For about $15,000, Dr. Amar Sarin will break your legs to make you taller.
Dr. Sarin is an orthopedic surgeon in Delhi, India and he routinely performs cosmetic height enhancement surgery, making people up to 18 or 20 centimetres taller than they used to be.
"We have to be very cautious and safe," he tells Brent Bambury. "So we restrict ourselves."
The procedure involves breaking the bone in the patient's leg and separating the bone pieces. Almost immediately, the body starts regenerating bone to fill in the gap. As that happens, the bone fragments are pulled apart so the process can repeat. Over time, the bones — and the limbs — are lengthened. The whole process takes about four months, during which time the patient is hospitalized.
It's a life changing procedure.- Dr. Amar Sarin
"It is a very complex procedure," Dr. Sarin tells Bambury. "You are doing a unnatural thing. You are lengthening bone, you are lengthening muscles, you are lengthening arteries and you are lengthening nerves."
The procedure is performed in Canada, but only for people who have a physical condition which inhibits their ability to live their life, not because someone wants to be taller.
Dr. Sarin says he struggled early on about whether it was ethical to perform the procedure on someone who doesn't have a physical impairment. But after seeing the impact the surgery can have on someone's mental well-being, he says he doesn't think of it as a cosmetic procedure any more.
"It's a life changing procedure," he says. "We take only those who candidates where their life is seriously hampered because of their low self-esteem. When you are changing the life of a person, I feel very happy."
"The ultimate thing for Indian parents in a smaller town or village is to get their girl married," he says.
Dr. Sarin describes a 28-year-old woman he did the procedure on: "She is four-foot-six or four-foot-seven. And here there's a stigma. Whenever a guy comes to see her, he will outright reject her."

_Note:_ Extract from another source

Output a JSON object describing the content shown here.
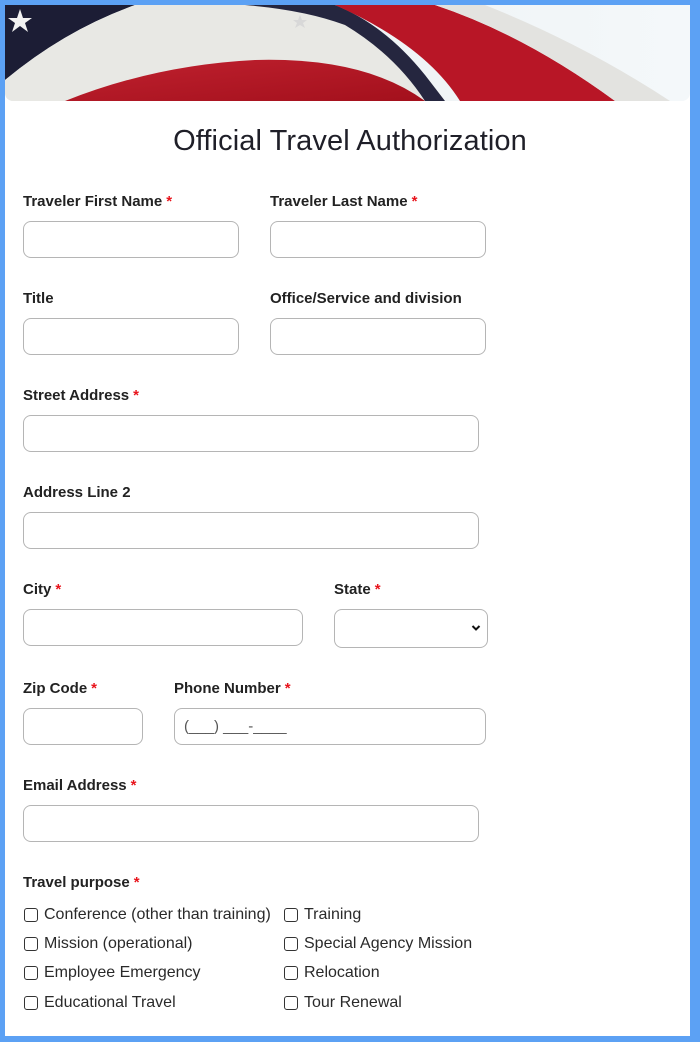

The procedure is un-regulated in India, leading to concerns about who is performing the procedure and on whom. But Dr. Sarin says he's confident the procedure is safe and that surgeons are being responsible.
In fact, he says he plans to go the procedure on his daughter.
"If I can't do it on my daughter, I have no right to do it on anyone else."